This festival of films and videos by black artists from around the world continues Friday through Thursday, August 11 through 17, at the Gene Siskel Film Center, Art Institute, Columbus Drive at Jackson. Tickets are $7, $3 for Film Center members; a festival pass, good for all programs, is $50. For further information, call 312-443-3737.


The Little Girl Who Sold the Sun and Le franc

Senegalese master Djibril Diop Mambety made these two 45-minute films as parts of a triptych called “Tales of Little People” but died of cancer before he could make the third. They’re closer to neorealism and less intellectually complex and ambitious than his remarkable features Touki Bouki and Hyenas, but these stories about the urban poor are still pungent, buoyant, and often funny, with wonderful performances by nonprofessionals.
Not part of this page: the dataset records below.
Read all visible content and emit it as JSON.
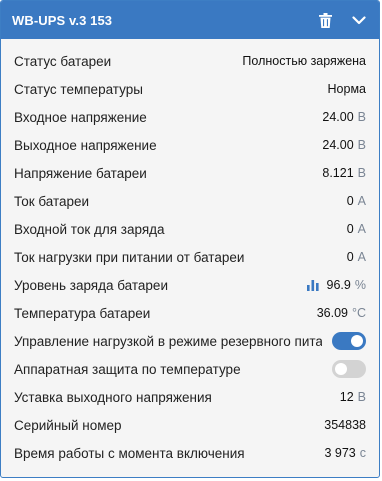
{
  "header": {
    "title": "WB-UPS v.3 153",
    "accent_color": "#3a79c2",
    "icons": [
      "trash-icon",
      "chevron-down-icon"
    ]
  },
  "rows": [
    {
      "label": "Статус батареи",
      "value": "Полностью заряжена",
      "unit": ""
    },
    {
      "label": "Статус температуры",
      "value": "Норма",
      "unit": ""
    },
    {
      "label": "Входное напряжение",
      "value": "24.00",
      "unit": "В"
    },
    {
      "label": "Выходное напряжение",
      "value": "24.00",
      "unit": "В"
    },
    {
      "label": "Напряжение батареи",
      "value": "8.121",
      "unit": "В"
    },
    {
      "label": "Ток батареи",
      "value": "0",
      "unit": "A"
    },
    {
      "label": "Входной ток для заряда",
      "value": "0",
      "unit": "A"
    },
    {
      "label": "Ток нагрузки при питании от батареи",
      "value": "0",
      "unit": "A"
    },
    {
      "label": "Уровень заряда батареи",
      "value": "96.9",
      "unit": "%",
      "icon": "bar-chart-icon"
    },
    {
      "label": "Температура батареи",
      "value": "36.09",
      "unit": "°C"
    },
    {
      "label": "Управление нагрузкой в режиме резервного питания",
      "toggle": true
    },
    {
      "label": "Аппаратная защита по температуре",
      "toggle": false
    },
    {
      "label": "Уставка выходного напряжения",
      "value": "12",
      "unit": "В"
    },
    {
      "label": "Серийный номер",
      "value": "354838",
      "unit": ""
    },
    {
      "label": "Время работы с момента включения",
      "value": "3 973",
      "unit": "с"
    }
  ]
}
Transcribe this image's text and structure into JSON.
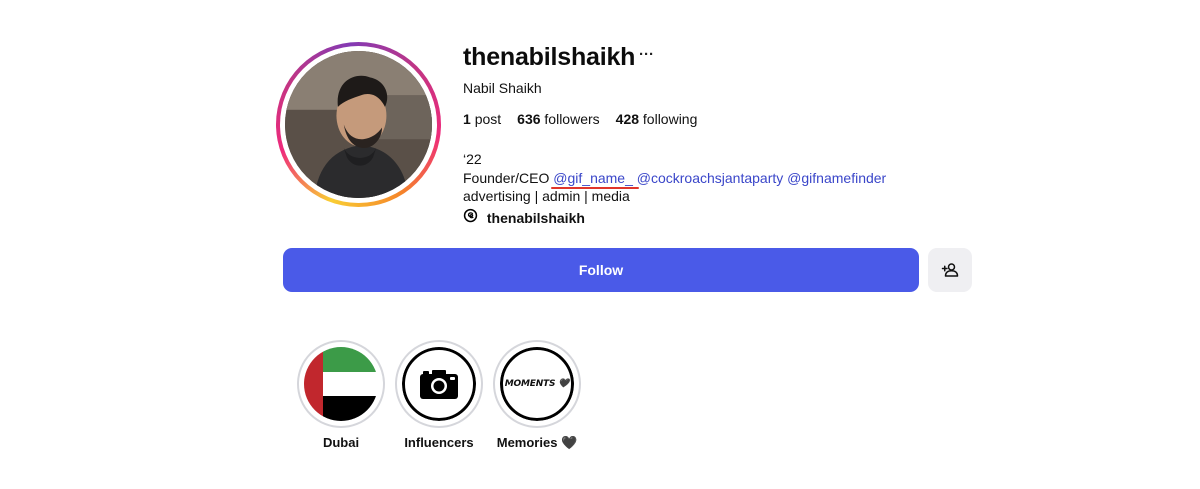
{
  "profile": {
    "username": "thenabilshaikh",
    "more_label": "···",
    "full_name": "Nabil Shaikh"
  },
  "stats": {
    "posts_count": "1",
    "posts_label": "post",
    "followers_count": "636",
    "followers_label": "followers",
    "following_count": "428",
    "following_label": "following"
  },
  "bio": {
    "line1": "‘22",
    "founder_prefix": "Founder/",
    "ceo": "CEO",
    "mention1": "@gif_name_",
    "mention2": "@cockroachsjantaparty",
    "mention3": "@gifnamefinder",
    "line3": "advertising | admin | media",
    "threads_handle": "thenabilshaikh"
  },
  "actions": {
    "follow_label": "Follow",
    "add_user_icon": "add-person-icon"
  },
  "highlights": [
    {
      "label": "Dubai",
      "cover": "uae-flag"
    },
    {
      "label": "Influencers",
      "cover": "camera-icon"
    },
    {
      "label": "Memories 🖤",
      "cover_text": "MOMENTS 🖤"
    }
  ],
  "colors": {
    "follow_button": "#4a5ae8",
    "mention_link": "#3a46c9",
    "underline_annotation": "#e0352b"
  }
}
Le franc (1994) follows the misadventures of an impoverished musician with a winning lottery ticket, and The Little Girl Who Sold the Sun (1999), described by Mambety as “a hymn to the courage of street children,” is a fable about a crippled 12-year-old who sells newspapers in Dakar despite her male competitors’ cruel efforts to discourage her. (The title is a pun on the newspaper she sells, Le soleil.) If you’re unfamiliar with Mambety, one of the greatest of all African filmmakers, these excellent featurettes may whet your appetite for his stunning features. (JR) (6:00)
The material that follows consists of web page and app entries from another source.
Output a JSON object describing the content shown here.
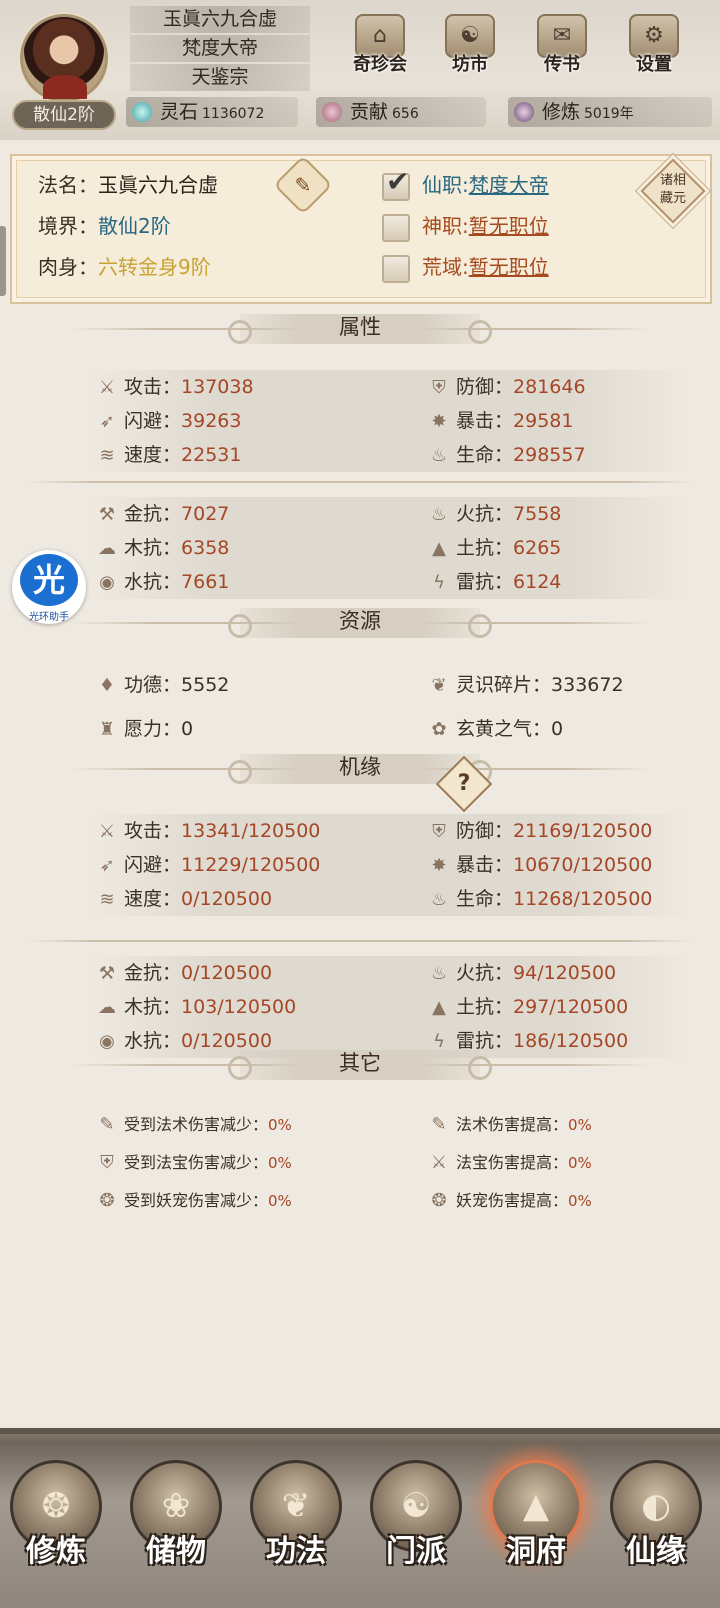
{
  "header": {
    "realm_badge": "散仙2阶",
    "name": "玉眞六九合虛",
    "post": "梵度大帝",
    "sect": "天鉴宗",
    "top_buttons": [
      {
        "label": "奇珍会",
        "icon": "treasure-house-icon"
      },
      {
        "label": "坊市",
        "icon": "market-icon"
      },
      {
        "label": "传书",
        "icon": "scroll-icon"
      },
      {
        "label": "设置",
        "icon": "gear-icon"
      }
    ],
    "resources": {
      "lingshi": {
        "label": "灵石",
        "value": "1136072"
      },
      "gongxian": {
        "label": "贡献",
        "value": "656"
      },
      "xiulian": {
        "label": "修炼",
        "value": "5019年"
      }
    }
  },
  "info": {
    "faming": {
      "key": "法名：",
      "value": "玉眞六九合虛"
    },
    "jingjie": {
      "key": "境界：",
      "value": "散仙2阶"
    },
    "roushen": {
      "key": "肉身：",
      "value": "六转金身9阶"
    },
    "xianzhi": {
      "key": "仙职:",
      "value": "梵度大帝",
      "checked": true
    },
    "shenzhi": {
      "key": "神职:",
      "value": "暂无职位",
      "checked": false
    },
    "huangyu": {
      "key": "荒域:",
      "value": "暂无职位",
      "checked": false
    },
    "zhuxiang": "诸相藏元"
  },
  "sections": {
    "shuxing": "属性",
    "ziyuan": "资源",
    "jiyuan": "机缘",
    "qita": "其它"
  },
  "shuxing": [
    [
      {
        "k": "攻击：",
        "v": "137038"
      },
      {
        "k": "防御：",
        "v": "281646"
      }
    ],
    [
      {
        "k": "闪避：",
        "v": "39263"
      },
      {
        "k": "暴击：",
        "v": "29581"
      }
    ],
    [
      {
        "k": "速度：",
        "v": "22531"
      },
      {
        "k": "生命：",
        "v": "298557"
      }
    ]
  ],
  "kang": [
    [
      {
        "k": "金抗：",
        "v": "7027"
      },
      {
        "k": "火抗：",
        "v": "7558"
      }
    ],
    [
      {
        "k": "木抗：",
        "v": "6358"
      },
      {
        "k": "土抗：",
        "v": "6265"
      }
    ],
    [
      {
        "k": "水抗：",
        "v": "7661"
      },
      {
        "k": "雷抗：",
        "v": "6124"
      }
    ]
  ],
  "ziyuan": [
    [
      {
        "k": "功德：",
        "v": "5552"
      },
      {
        "k": "灵识碎片：",
        "v": "333672"
      }
    ],
    [
      {
        "k": "愿力：",
        "v": "0"
      },
      {
        "k": "玄黄之气：",
        "v": "0"
      }
    ]
  ],
  "jiyuan": [
    [
      {
        "k": "攻击：",
        "v": "13341/120500"
      },
      {
        "k": "防御：",
        "v": "21169/120500"
      }
    ],
    [
      {
        "k": "闪避：",
        "v": "11229/120500"
      },
      {
        "k": "暴击：",
        "v": "10670/120500"
      }
    ],
    [
      {
        "k": "速度：",
        "v": "0/120500"
      },
      {
        "k": "生命：",
        "v": "11268/120500"
      }
    ]
  ],
  "jkang": [
    [
      {
        "k": "金抗：",
        "v": "0/120500"
      },
      {
        "k": "火抗：",
        "v": "94/120500"
      }
    ],
    [
      {
        "k": "木抗：",
        "v": "103/120500"
      },
      {
        "k": "土抗：",
        "v": "297/120500"
      }
    ],
    [
      {
        "k": "水抗：",
        "v": "0/120500"
      },
      {
        "k": "雷抗：",
        "v": "186/120500"
      }
    ]
  ],
  "qita": [
    [
      {
        "k": "受到法术伤害减少：",
        "v": "0%"
      },
      {
        "k": "法术伤害提高：",
        "v": "0%"
      }
    ],
    [
      {
        "k": "受到法宝伤害减少：",
        "v": "0%"
      },
      {
        "k": "法宝伤害提高：",
        "v": "0%"
      }
    ],
    [
      {
        "k": "受到妖宠伤害减少：",
        "v": "0%"
      },
      {
        "k": "妖宠伤害提高：",
        "v": "0%"
      }
    ]
  ],
  "helper": {
    "glyph": "光",
    "caption": "光环助手"
  },
  "bottom_nav": [
    {
      "label": "修炼",
      "icon": "cultivate-icon",
      "active": false
    },
    {
      "label": "储物",
      "icon": "storage-bag-icon",
      "active": false
    },
    {
      "label": "功法",
      "icon": "technique-scroll-icon",
      "active": false
    },
    {
      "label": "门派",
      "icon": "sect-gate-icon",
      "active": false
    },
    {
      "label": "洞府",
      "icon": "cave-dwelling-icon",
      "active": true
    },
    {
      "label": "仙缘",
      "icon": "immortal-fate-icon",
      "active": false
    }
  ]
}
Cold Feet

With its music-heavy sound track and slick visuals, this slight romantic comedy (1999) about emotional commitment among black yuppies in New York City seems like a Hollywood resumé for first-time indie director Brian Evans. A real estate broker is preparing to settle down with his fashion designer girlfriend, but his womanizing older brother and her practical older sister, who used to be engaged to one another, each try to thwart the upcoming marriage. Much of the film is a calculated series of skirmishes between the sexes, played alternately for laughs and tears, yet the characters lack any sense of irony and the dialogue is banal except for moments of jivey repartee. 103 min. (TS) Evans will attend the screening. (8:00)


Mortu nega

See Critic’s Choice. (4:00)

The Little Girl Who Sold the Sun and Le franc

See listing under Friday, August 11. (6:00)

Three shorts

A “mockumentary” by Mad Matthewz, Groupie (1999, 22 min.) profiles a pouty, brazen young woman (played by Tiffany Adams) who tells the interviewer that she’s serviced “34 celebrities, mostly rappers and singers, plus a few football and basketball players.” The story is too short and disjointed to properly examine the dangerous allure of fame and nightlife, but the teenager’s defiant independence and blithe lack of self-awareness provide some real bite, as does Cliff Charles’s gritty cinematography. In The Lush Life (1999, 27 min.), by the same creative team, an alcoholic young novelist (Michael D. Brown in a sincere, angst-ridden performance) struggles to finish his second book, clutching the bottle like a security blanket, to the disgust of his wife and agent. It’s a familiar premise, and Matthewz milks it for pathos. Sidra Smith’s A Luv Tale (1999, 45 min.), a languid and surprisingly tender story of lesbian love between a magazine editor and a freelance photographer, benefits from the sad-faced Michele Lamar-Richards (The Bodyguard), who plays the ambivalent, middle-aged editor as if she were the most vulnerable creature on earth. With Gina Ravera (Soul Food). (TS) Matthewz and Smith will attend the screening. (8:00)


The Little Girl Who Sold the Sun and Le franc

See listing under Friday, August 11. (3:00)

Chief! and Seeing Haiti Through “Lafanmi Selavi”

Lafanmi Selavi (“the family is life”) is the name of a center for street kids in Haiti founded in 1986 by Jean-Bertrand Aristide. The children in Lee Flynn and Caitlin Manning’s 56-minute video documentary are inspiring in their sincerity as they tell of their terrible pasts (one lost her family to a shipwreck and was homeless for weeks) and hopes for the future (“I believe evil will end”). The imagery is a bit slick, with arty superimpositions and sections edited to music; the filmmakers focus on the positive, interviewing Aristide and reporting what the kids are doing today, but also detail the many attacks on the center by Aristide’s political opponents, including a deadly arson. Jean-Marie Teno’s Chief! (1999), a 61-minute video transferred to 16-millimeter film, originated when Teno discovered and taped a crowd in Cameroon that was viciously beating a 16-year-old thief. What follows is a first-person inquiry into the state of affairs in the African republic, where justice is for sale, a newspaper editor is wrongly jailed, and the prison conditions are horrendous. (FC) Flynn will attend the screening. (5:00)


The Little Girl Who Sold the Sun and Le franc

See listing under Friday, August 11. (7:00)


Mortu nega

See Critic’s Choice. (6:00)